Nick Jones

Iain Dale is to be congratulated for highlighting the woeful failure of the left of centre in British politics to exploit the blogosphere. Of the top twenty political blogs featured in the Guide to Political Blogging 2007-8 , fourteen are from the right of centre and only two from the left.

Of even greater concern is the absence of any defining figures on the mainstream left to bridge the gap between "blogging and the traditional media".

Dale’s guide ranks the top 500 political blogs and as he observes with some justification, the "right of centre blogosphere" is in "a rude state of health" with not a single left wing blog having a mass readership anything like the size of the top seven or eight on the right.

The Ethical Journalist,

By Tony Harcup.

Sage Publications, £18.00.
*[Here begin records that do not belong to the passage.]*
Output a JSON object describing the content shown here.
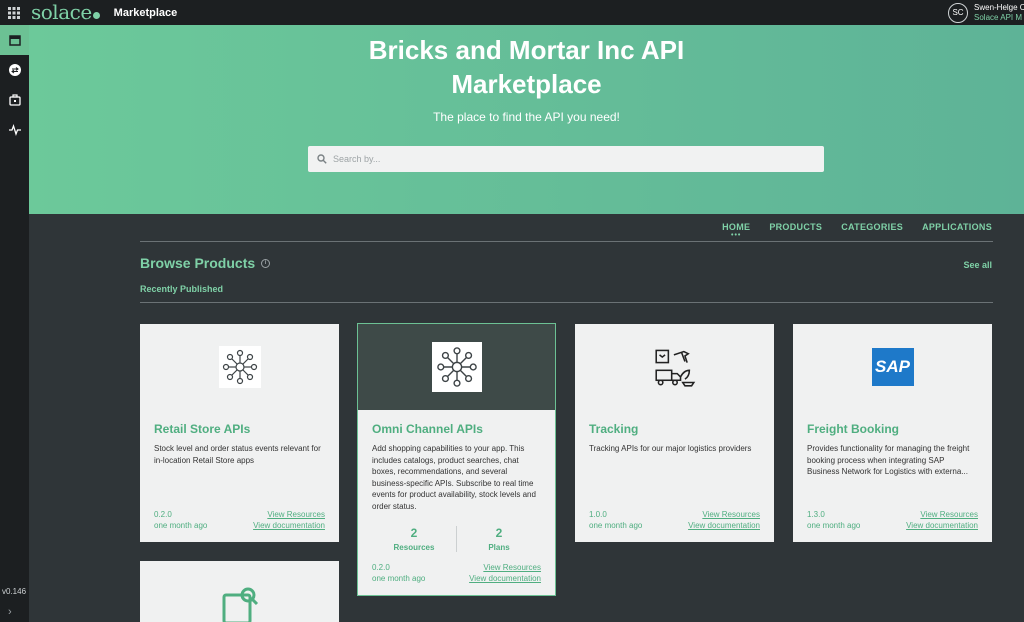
{
  "topbar": {
    "logo": "solace",
    "app_title": "Marketplace",
    "user_initials": "SC",
    "user_name": "Swen-Helge C",
    "user_role": "Solace API M"
  },
  "sidebar": {
    "version": "v0.146"
  },
  "hero": {
    "title_line1": "Bricks and Mortar Inc API",
    "title_line2": "Marketplace",
    "subtitle": "The place to find the API you need!",
    "search_placeholder": "Search by..."
  },
  "nav": {
    "home": "HOME",
    "products": "PRODUCTS",
    "categories": "CATEGORIES",
    "applications": "APPLICATIONS",
    "active_dots": "•••"
  },
  "browse": {
    "title": "Browse Products",
    "see_all": "See all",
    "recent": "Recently Published"
  },
  "cards": [
    {
      "title": "Retail Store APIs",
      "description": "Stock level and order status events relevant for in-location Retail Store apps",
      "version": "0.2.0",
      "published": "one month ago",
      "link_resources": "View Resources",
      "link_docs": "View documentation",
      "icon": "network-hub-icon"
    },
    {
      "title": "Omni Channel APIs",
      "description": "Add shopping capabilities to your app. This includes catalogs, product searches, chat boxes, recommendations, and several business-specific APIs. Subscribe to real time events for product availability, stock levels and order status.",
      "resources_count": "2",
      "resources_label": "Resources",
      "plans_count": "2",
      "plans_label": "Plans",
      "version": "0.2.0",
      "published": "one month ago",
      "link_resources": "View Resources",
      "link_docs": "View documentation",
      "icon": "network-hub-icon"
    },
    {
      "title": "Tracking",
      "description": "Tracking APIs for our major logistics providers",
      "version": "1.0.0",
      "published": "one month ago",
      "link_resources": "View Resources",
      "link_docs": "View documentation",
      "icon": "logistics-icon"
    },
    {
      "title": "Freight Booking",
      "description": "Provides functionality for managing the freight booking process when integrating SAP Business Network for Logistics with externa...",
      "version": "1.3.0",
      "published": "one month ago",
      "link_resources": "View Resources",
      "link_docs": "View documentation",
      "icon_text": "SAP"
    }
  ],
  "colors": {
    "accent": "#7fd1a7",
    "hero": "#6cc99a",
    "background": "#2f3538",
    "card": "#f0f1f1"
  }
}
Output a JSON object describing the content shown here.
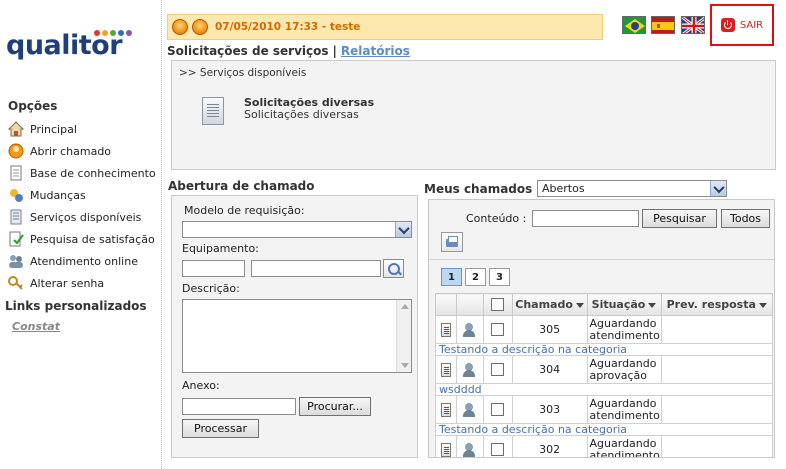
{
  "brand": {
    "logo_text": "qualitor",
    "dot_colors": [
      "#e23a2a",
      "#f0a81b",
      "#5aa632",
      "#2e6fb7",
      "#8e58a8"
    ]
  },
  "header": {
    "user_info": "07/05/2010 17:33 - teste",
    "logout_label": "SAIR",
    "flags": [
      "brazil-flag-icon",
      "spain-flag-icon",
      "uk-flag-icon"
    ]
  },
  "tabs": {
    "services": "Solicitações de serviços",
    "separator": "|",
    "reports": "Relatórios"
  },
  "sidebar": {
    "options_title": "Opções",
    "items": [
      {
        "label": "Principal",
        "icon": "home-icon"
      },
      {
        "label": "Abrir chamado",
        "icon": "support-icon"
      },
      {
        "label": "Base de conhecimento",
        "icon": "document-icon"
      },
      {
        "label": "Mudanças",
        "icon": "changes-icon"
      },
      {
        "label": "Serviços disponíveis",
        "icon": "services-icon"
      },
      {
        "label": "Pesquisa de satisfação",
        "icon": "survey-icon"
      },
      {
        "label": "Atendimento online",
        "icon": "online-support-icon"
      },
      {
        "label": "Alterar senha",
        "icon": "key-icon"
      }
    ],
    "links_title": "Links personalizados",
    "custom_link": "Constat"
  },
  "services_panel": {
    "breadcrumb": ">> Serviços disponíveis",
    "service_title": "Solicitações diversas",
    "service_desc": "Solicitações diversas"
  },
  "open_ticket": {
    "title": "Abertura de chamado",
    "model_label": "Modelo de requisição:",
    "model_value": "",
    "equipment_label": "Equipamento:",
    "equipment_code": "",
    "equipment_name": "",
    "description_label": "Descrição:",
    "description_value": "",
    "attachment_label": "Anexo:",
    "attachment_value": "",
    "browse_button": "Procurar...",
    "process_button": "Processar"
  },
  "my_tickets": {
    "title": "Meus chamados :",
    "filter_value": "Abertos",
    "search_label": "Conteúdo :",
    "search_value": "",
    "search_button": "Pesquisar",
    "all_button": "Todos",
    "pages": [
      "1",
      "2",
      "3"
    ],
    "active_page": "1",
    "columns": [
      "Chamado",
      "Situação",
      "Prev. resposta"
    ],
    "rows": [
      {
        "id": "305",
        "status_line1": "Aguardando",
        "status_line2": "atendimento",
        "forecast": "",
        "description": "Testando a descrição na categoria"
      },
      {
        "id": "304",
        "status_line1": "Aguardando",
        "status_line2": "aprovação",
        "forecast": "",
        "description": "wsdddd"
      },
      {
        "id": "303",
        "status_line1": "Aguardando",
        "status_line2": "atendimento",
        "forecast": "",
        "description": "Testando a descrição na categoria"
      },
      {
        "id": "302",
        "status_line1": "Aguardando",
        "status_line2": "atendimento",
        "forecast": "",
        "description": ""
      }
    ]
  }
}
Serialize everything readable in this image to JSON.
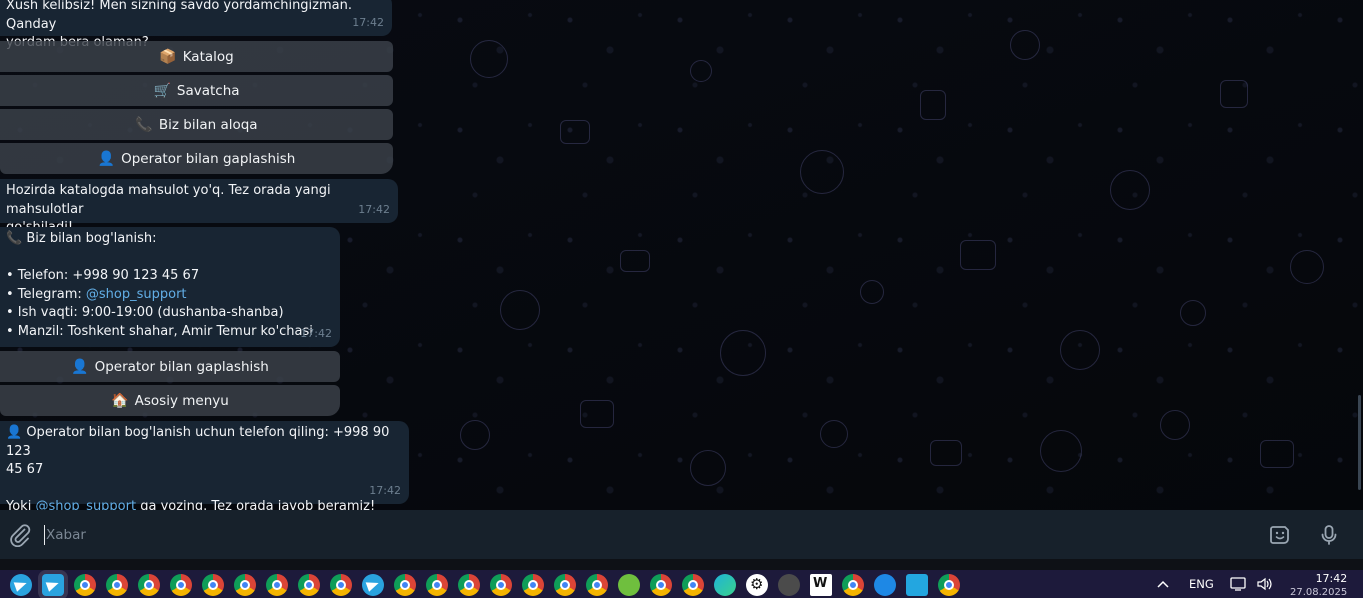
{
  "messages": {
    "greeting": {
      "text_line1": "Xush kelibsiz! Men sizning savdo yordamchingizman. Qanday",
      "text_line2": "yordam bera olaman?",
      "time": "17:42"
    },
    "keyboard1": [
      {
        "icon": "📦",
        "label": "Katalog"
      },
      {
        "icon": "🛒",
        "label": "Savatcha"
      },
      {
        "icon": "📞",
        "label": "Biz bilan aloqa"
      },
      {
        "icon": "👤",
        "label": "Operator bilan gaplashish"
      }
    ],
    "catalog_empty": {
      "text_line1": "Hozirda katalogda mahsulot yo'q. Tez orada yangi mahsulotlar",
      "text_line2": "qo'shiladi!",
      "time": "17:42"
    },
    "contact": {
      "icon": "📞",
      "heading": "Biz bilan bog'lanish:",
      "phone": "• Telefon: +998 90 123 45 67",
      "telegram_prefix": "• Telegram: ",
      "telegram_link": "@shop_support",
      "hours": "• Ish vaqti: 9:00-19:00 (dushanba-shanba)",
      "address": "• Manzil: Toshkent shahar, Amir Temur ko'chasi",
      "time": "17:42"
    },
    "keyboard2": [
      {
        "icon": "👤",
        "label": "Operator bilan gaplashish"
      },
      {
        "icon": "🏠",
        "label": "Asosiy menyu"
      }
    ],
    "operator": {
      "icon": "👤",
      "line1": "Operator bilan bog'lanish uchun telefon qiling: +998 90 123",
      "line2": "45 67",
      "line3_prefix": "Yoki ",
      "line3_link": "@shop_support",
      "line3_suffix": " ga yozing. Tez orada javob beramiz!",
      "time": "17:42"
    }
  },
  "input": {
    "placeholder": "Xabar",
    "value": ""
  },
  "taskbar": {
    "language": "ENG",
    "time": "17:42",
    "date": "27.08.2025"
  },
  "colors": {
    "bubble": "#182533",
    "link": "#62aee6",
    "input_bar": "#17212b",
    "taskbar": "#1d1a3b"
  }
}
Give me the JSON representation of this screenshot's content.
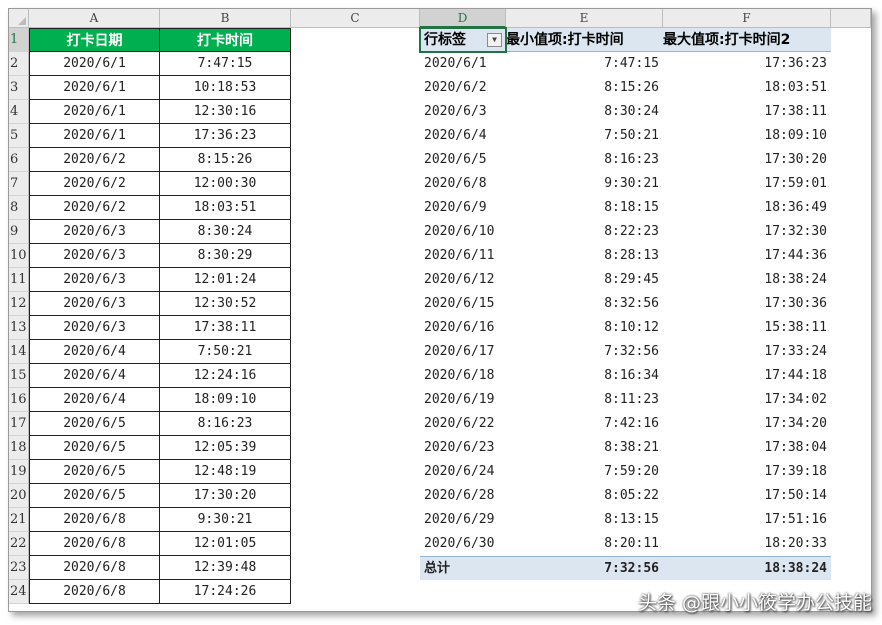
{
  "columns": [
    "A",
    "B",
    "C",
    "D",
    "E",
    "F"
  ],
  "rows": [
    "1",
    "2",
    "3",
    "4",
    "5",
    "6",
    "7",
    "8",
    "9",
    "10",
    "11",
    "12",
    "13",
    "14",
    "15",
    "16",
    "17",
    "18",
    "19",
    "20",
    "21",
    "22",
    "23",
    "24"
  ],
  "colA_header": "打卡日期",
  "colB_header": "打卡时间",
  "data_rows": [
    [
      "2020/6/1",
      "7:47:15"
    ],
    [
      "2020/6/1",
      "10:18:53"
    ],
    [
      "2020/6/1",
      "12:30:16"
    ],
    [
      "2020/6/1",
      "17:36:23"
    ],
    [
      "2020/6/2",
      "8:15:26"
    ],
    [
      "2020/6/2",
      "12:00:30"
    ],
    [
      "2020/6/2",
      "18:03:51"
    ],
    [
      "2020/6/3",
      "8:30:24"
    ],
    [
      "2020/6/3",
      "8:30:29"
    ],
    [
      "2020/6/3",
      "12:01:24"
    ],
    [
      "2020/6/3",
      "12:30:52"
    ],
    [
      "2020/6/3",
      "17:38:11"
    ],
    [
      "2020/6/4",
      "7:50:21"
    ],
    [
      "2020/6/4",
      "12:24:16"
    ],
    [
      "2020/6/4",
      "18:09:10"
    ],
    [
      "2020/6/5",
      "8:16:23"
    ],
    [
      "2020/6/5",
      "12:05:39"
    ],
    [
      "2020/6/5",
      "12:48:19"
    ],
    [
      "2020/6/5",
      "17:30:20"
    ],
    [
      "2020/6/8",
      "9:30:21"
    ],
    [
      "2020/6/8",
      "12:01:05"
    ],
    [
      "2020/6/8",
      "12:39:48"
    ],
    [
      "2020/6/8",
      "17:24:26"
    ]
  ],
  "pivot": {
    "header": {
      "row_label": "行标签",
      "min_label": "最小值项:打卡时间",
      "max_label": "最大值项:打卡时间2"
    },
    "rows": [
      [
        "2020/6/1",
        "7:47:15",
        "17:36:23"
      ],
      [
        "2020/6/2",
        "8:15:26",
        "18:03:51"
      ],
      [
        "2020/6/3",
        "8:30:24",
        "17:38:11"
      ],
      [
        "2020/6/4",
        "7:50:21",
        "18:09:10"
      ],
      [
        "2020/6/5",
        "8:16:23",
        "17:30:20"
      ],
      [
        "2020/6/8",
        "9:30:21",
        "17:59:01"
      ],
      [
        "2020/6/9",
        "8:18:15",
        "18:36:49"
      ],
      [
        "2020/6/10",
        "8:22:23",
        "17:32:30"
      ],
      [
        "2020/6/11",
        "8:28:13",
        "17:44:36"
      ],
      [
        "2020/6/12",
        "8:29:45",
        "18:38:24"
      ],
      [
        "2020/6/15",
        "8:32:56",
        "17:30:36"
      ],
      [
        "2020/6/16",
        "8:10:12",
        "15:38:11"
      ],
      [
        "2020/6/17",
        "7:32:56",
        "17:33:24"
      ],
      [
        "2020/6/18",
        "8:16:34",
        "17:44:18"
      ],
      [
        "2020/6/19",
        "8:11:23",
        "17:34:02"
      ],
      [
        "2020/6/22",
        "7:42:16",
        "17:34:20"
      ],
      [
        "2020/6/23",
        "8:38:21",
        "17:38:04"
      ],
      [
        "2020/6/24",
        "7:59:20",
        "17:39:18"
      ],
      [
        "2020/6/28",
        "8:05:22",
        "17:50:14"
      ],
      [
        "2020/6/29",
        "8:13:15",
        "17:51:16"
      ],
      [
        "2020/6/30",
        "8:20:11",
        "18:20:33"
      ]
    ],
    "total": [
      "总计",
      "7:32:56",
      "18:38:24"
    ]
  },
  "filter_icon": "dropdown-filter-icon",
  "selected_cell": "D1",
  "watermark": "头条 @跟小小筱学办公技能",
  "colors": {
    "header_green": "#00b050",
    "pivot_blue": "#dce6f1",
    "select_green": "#217346"
  }
}
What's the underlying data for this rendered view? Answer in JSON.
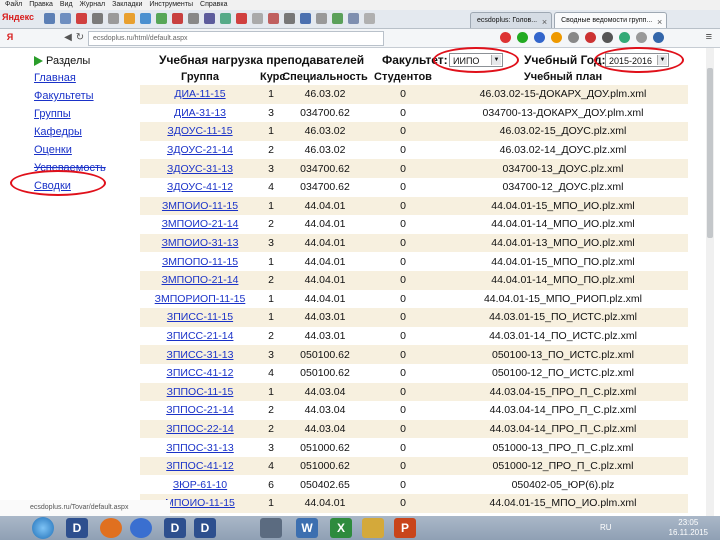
{
  "browser": {
    "menu": [
      "Файл",
      "Правка",
      "Вид",
      "Журнал",
      "Закладки",
      "Инструменты",
      "Справка"
    ],
    "brand": "Яндекс",
    "tabs": [
      {
        "label": "ecsdoplus: Голов..."
      },
      {
        "label": "Сводные ведомости групп..."
      }
    ],
    "url": "ecsdoplus.ru/html/default.aspx",
    "status_url": "ecsdoplus.ru/Tovar/default.aspx"
  },
  "sidebar": {
    "heading": "Разделы",
    "items": [
      "Главная",
      "Факультеты",
      "Группы",
      "Кафедры",
      "Оценки",
      "Успеваемость",
      "Сводки"
    ]
  },
  "header": {
    "title": "Учебная нагрузка преподавателей",
    "faculty_label": "Факультет:",
    "faculty_value": "ИИПО",
    "year_label": "Учебный Год:",
    "year_value": "2015-2016"
  },
  "table": {
    "columns": [
      "Группа",
      "Курс",
      "Специальность",
      "Студентов",
      "Учебный план"
    ],
    "rows": [
      [
        "ДИА-11-15",
        "1",
        "46.03.02",
        "0",
        "46.03.02-15-ДОКАРХ_ДОУ.plm.xml"
      ],
      [
        "ДИА-31-13",
        "3",
        "034700.62",
        "0",
        "034700-13-ДОКАРХ_ДОУ.plm.xml"
      ],
      [
        "ЗДОУС-11-15",
        "1",
        "46.03.02",
        "0",
        "46.03.02-15_ДОУС.plz.xml"
      ],
      [
        "ЗДОУС-21-14",
        "2",
        "46.03.02",
        "0",
        "46.03.02-14_ДОУС.plz.xml"
      ],
      [
        "ЗДОУС-31-13",
        "3",
        "034700.62",
        "0",
        "034700-13_ДОУС.plz.xml"
      ],
      [
        "ЗДОУС-41-12",
        "4",
        "034700.62",
        "0",
        "034700-12_ДОУС.plz.xml"
      ],
      [
        "ЗМПОИО-11-15",
        "1",
        "44.04.01",
        "0",
        "44.04.01-15_МПО_ИО.plz.xml"
      ],
      [
        "ЗМПОИО-21-14",
        "2",
        "44.04.01",
        "0",
        "44.04.01-14_МПО_ИО.plz.xml"
      ],
      [
        "ЗМПОИО-31-13",
        "3",
        "44.04.01",
        "0",
        "44.04.01-13_МПО_ИО.plz.xml"
      ],
      [
        "ЗМПОПО-11-15",
        "1",
        "44.04.01",
        "0",
        "44.04.01-15_МПО_ПО.plz.xml"
      ],
      [
        "ЗМПОПО-21-14",
        "2",
        "44.04.01",
        "0",
        "44.04.01-14_МПО_ПО.plz.xml"
      ],
      [
        "ЗМПОРИОП-11-15",
        "1",
        "44.04.01",
        "0",
        "44.04.01-15_МПО_РИОП.plz.xml"
      ],
      [
        "ЗПИСС-11-15",
        "1",
        "44.03.01",
        "0",
        "44.03.01-15_ПО_ИСТС.plz.xml"
      ],
      [
        "ЗПИСС-21-14",
        "2",
        "44.03.01",
        "0",
        "44.03.01-14_ПО_ИСТС.plz.xml"
      ],
      [
        "ЗПИСС-31-13",
        "3",
        "050100.62",
        "0",
        "050100-13_ПО_ИСТС.plz.xml"
      ],
      [
        "ЗПИСС-41-12",
        "4",
        "050100.62",
        "0",
        "050100-12_ПО_ИСТС.plz.xml"
      ],
      [
        "ЗППОС-11-15",
        "1",
        "44.03.04",
        "0",
        "44.03.04-15_ПРО_П_С.plz.xml"
      ],
      [
        "ЗППОС-21-14",
        "2",
        "44.03.04",
        "0",
        "44.03.04-14_ПРО_П_С.plz.xml"
      ],
      [
        "ЗППОС-22-14",
        "2",
        "44.03.04",
        "0",
        "44.03.04-14_ПРО_П_С.plz.xml"
      ],
      [
        "ЗППОС-31-13",
        "3",
        "051000.62",
        "0",
        "051000-13_ПРО_П_С.plz.xml"
      ],
      [
        "ЗППОС-41-12",
        "4",
        "051000.62",
        "0",
        "051000-12_ПРО_П_С.plz.xml"
      ],
      [
        "ЗЮР-61-10",
        "6",
        "050402.65",
        "0",
        "050402-05_ЮР(6).plz"
      ],
      [
        "МПОИО-11-15",
        "1",
        "44.04.01",
        "0",
        "44.04.01-15_МПО_ИО.plm.xml"
      ]
    ]
  },
  "taskbar": {
    "lang": "RU",
    "time": "23:05",
    "date": "16.11.2015"
  },
  "colors": {
    "link": "#1a32c8",
    "highlight_oval": "#e0101a",
    "row_alt": "#f7f0df"
  }
}
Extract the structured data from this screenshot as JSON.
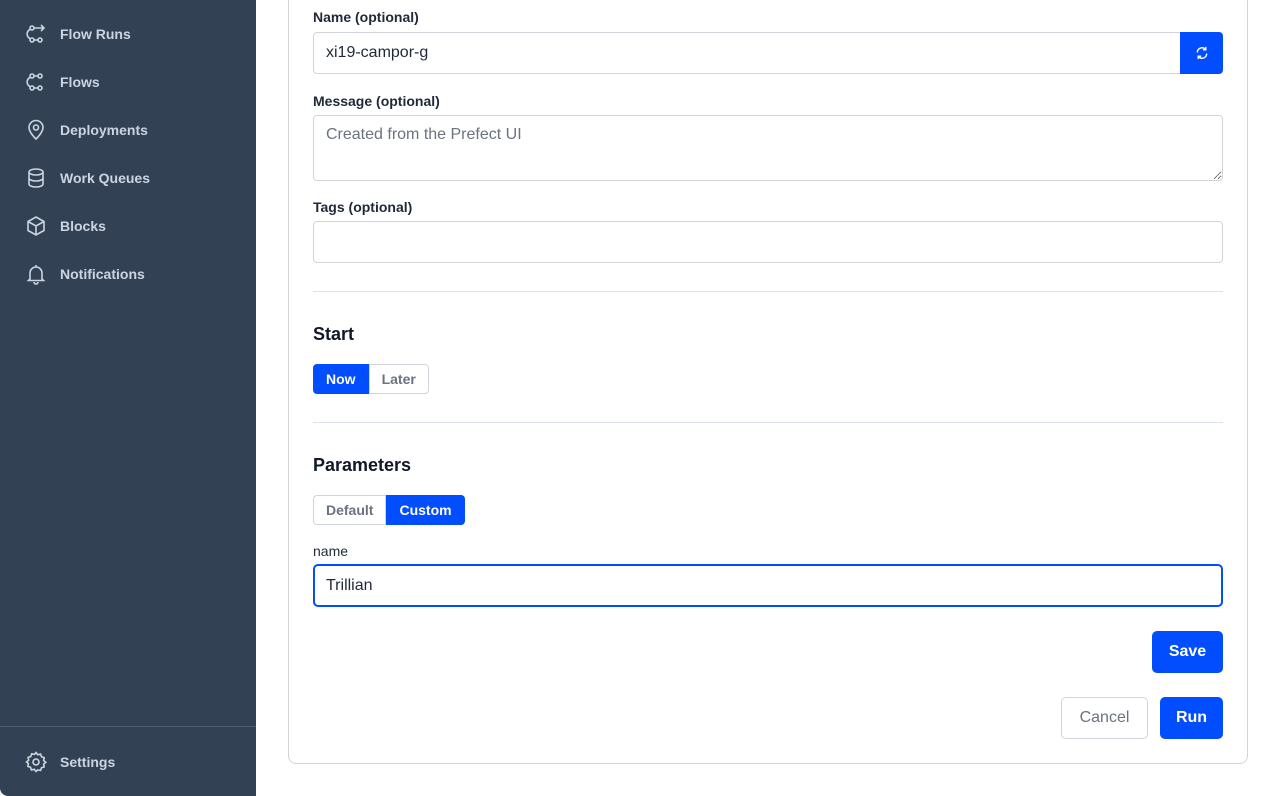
{
  "sidebar": {
    "items": [
      {
        "label": "Flow Runs",
        "icon": "flow-runs-icon"
      },
      {
        "label": "Flows",
        "icon": "flows-icon"
      },
      {
        "label": "Deployments",
        "icon": "map-pin-icon"
      },
      {
        "label": "Work Queues",
        "icon": "database-icon"
      },
      {
        "label": "Blocks",
        "icon": "cube-icon"
      },
      {
        "label": "Notifications",
        "icon": "bell-icon"
      }
    ],
    "settings": {
      "label": "Settings",
      "icon": "gear-icon"
    }
  },
  "form": {
    "name": {
      "label": "Name (optional)",
      "value": "xi19-campor-g"
    },
    "message": {
      "label": "Message (optional)",
      "placeholder": "Created from the Prefect UI",
      "value": ""
    },
    "tags": {
      "label": "Tags (optional)",
      "value": ""
    },
    "start": {
      "title": "Start",
      "options": [
        "Now",
        "Later"
      ],
      "selected": "Now"
    },
    "parameters": {
      "title": "Parameters",
      "options": [
        "Default",
        "Custom"
      ],
      "selected": "Custom",
      "fields": [
        {
          "label": "name",
          "value": "Trillian"
        }
      ]
    },
    "buttons": {
      "save": "Save",
      "cancel": "Cancel",
      "run": "Run"
    }
  },
  "colors": {
    "accent": "#024dfd",
    "sidebar_bg": "#334155"
  }
}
Review by Nicholas Jones

After all the anguished soul searching of the summer months over the alleged faking of television and radio programmes, the obvious title for Tony Harcup’s next book must surely be The Ethical Broadcaster. With commendable clarity he has pulled together an invaluable compendium of the numerous ethical dilemmas which every journalist will probably face at some point in their careers, a timely reminder, if one was needed, that public trust in the news media is hard won and easily lost.

While the argument over the need for an enforceable code of conduct will continue to ebb and flow, journalists cannot ignore the fact that our behaviour and ethics are under greater scrutiny than ever before, not least because of the continuing explosion in ways of communicating and accessing information.

Our integrity is on the line as never before and while I agree with the likes of Kelvin MacKenzie that journalism cannot claim to be a profession, he must not be allowed to get away unchallenged with his most recent definition of our trade: "It is a knack, a skill or a talent - like plumbing". (Sun 2.8.2007)

By Dominic Wring, Palgrave Macmillan, £16.99 

Having been rightly chided so often in the past by Dominic Wring for allowing myself to become mesmerised by the supposed novelty of New Labour’s manipulation of the media, I can say without hesitation that he has set the record straight. One of his aims in The Politics of Marketing the Labour Party was to place Blairites like Peter Mandelson, Philip Gould and Alastair Campbell in their true historical context and Wring has unquestionably achieved that objective while delivering at the same time a fascinating insight into earlier attempts to promote the party.

I was always conscious of the fact that my own books lacked a proper sense of perspective. My starting point was the rapid expansion of news outlets which was well underway by the early 1980s and which provided seemingly unlimited opportunities for a new generation of aggressive and ruthless media manipulators hired by both Conservatives and Labour.

By Martin Moore, Palgrave Macmillan, £20

What shines through Martin Moore’s history of the early relationship between British governments and the news media is the idealism of the post-war Labour administration and its pioneering work in promoting what Clem Attlee always hoped would be the people’s “conscious and active participation in public affairs”.

In their drive to ensure that the creation of the welfare state and the nationalised industries became a partnership shared between people, Parliament and government, Attlee and his cabinet colleagues laid the foundations for the communication strategies which are now regarded as an every-day tool of any self-respecting democracy.